DATA SECTION:
= Beginning of Section =
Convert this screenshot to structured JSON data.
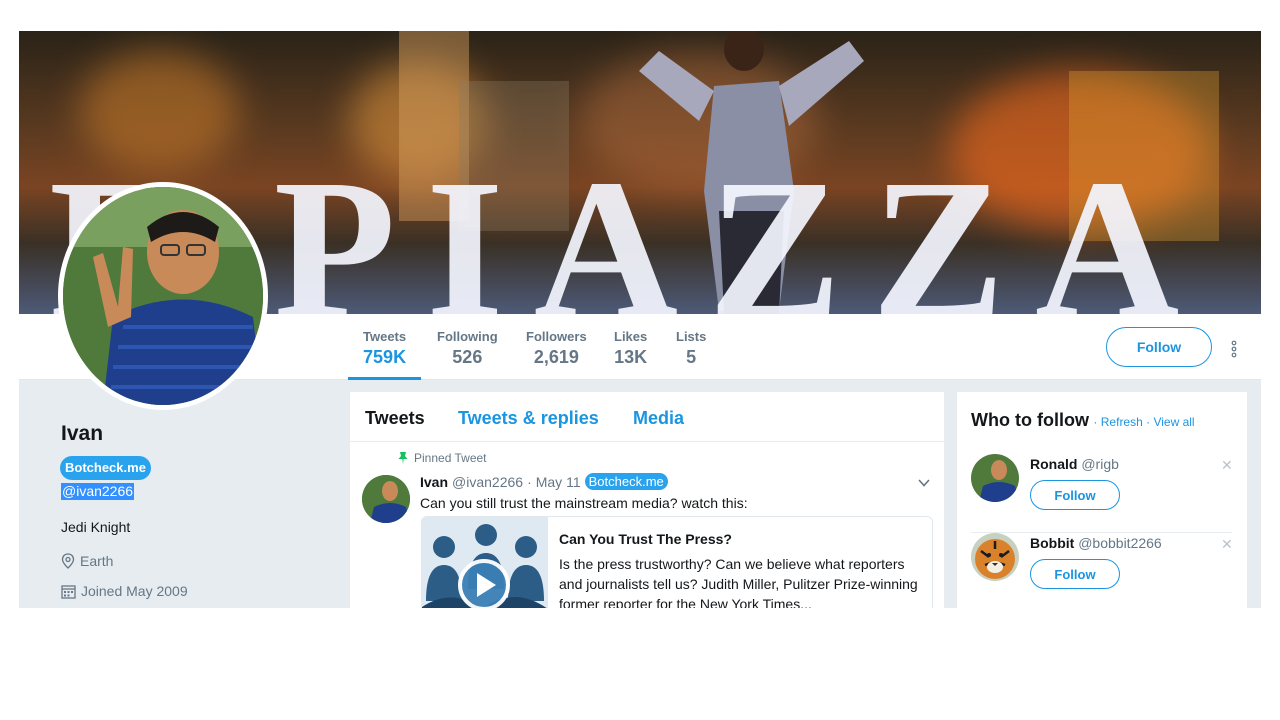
{
  "banner": {
    "sign_text": "F PIAZZA"
  },
  "nav": {
    "stats": [
      {
        "label": "Tweets",
        "value": "759K",
        "active": true
      },
      {
        "label": "Following",
        "value": "526"
      },
      {
        "label": "Followers",
        "value": "2,619"
      },
      {
        "label": "Likes",
        "value": "13K"
      },
      {
        "label": "Lists",
        "value": "5"
      }
    ],
    "follow_label": "Follow",
    "more_icon": "vertical-dots-icon"
  },
  "profile": {
    "name": "Ivan",
    "badge": "Botcheck.me",
    "handle": "@ivan2266",
    "bio": "Jedi Knight",
    "location": "Earth",
    "location_icon": "location-pin-icon",
    "joined": "Joined May 2009",
    "joined_icon": "calendar-icon"
  },
  "timeline": {
    "tabs": [
      {
        "label": "Tweets",
        "active": true
      },
      {
        "label": "Tweets & replies"
      },
      {
        "label": "Media"
      }
    ],
    "tweet": {
      "pinned_label": "Pinned Tweet",
      "name": "Ivan",
      "handle": "@ivan2266",
      "separator": "·",
      "date": "May 11",
      "badge": "Botcheck.me",
      "text": "Can you still trust the mainstream media? watch this:",
      "card": {
        "title": "Can You Trust The Press?",
        "description": "Is the press trustworthy? Can we believe what reporters and journalists tell us? Judith Miller, Pulitzer Prize-winning former reporter for the New York Times..."
      }
    }
  },
  "who_to_follow": {
    "title": "Who to follow",
    "refresh": "Refresh",
    "view_all": "View all",
    "dot": " · ",
    "items": [
      {
        "name": "Ronald",
        "handle": "@rigb",
        "follow_label": "Follow"
      },
      {
        "name": "Bobbit",
        "handle": "@bobbit2266",
        "follow_label": "Follow"
      }
    ]
  },
  "colors": {
    "accent": "#1b95e0",
    "badge": "#2aa3ef",
    "muted": "#657786",
    "background": "#e6ecf0"
  }
}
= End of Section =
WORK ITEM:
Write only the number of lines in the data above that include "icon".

SOLUTION BELOW:
3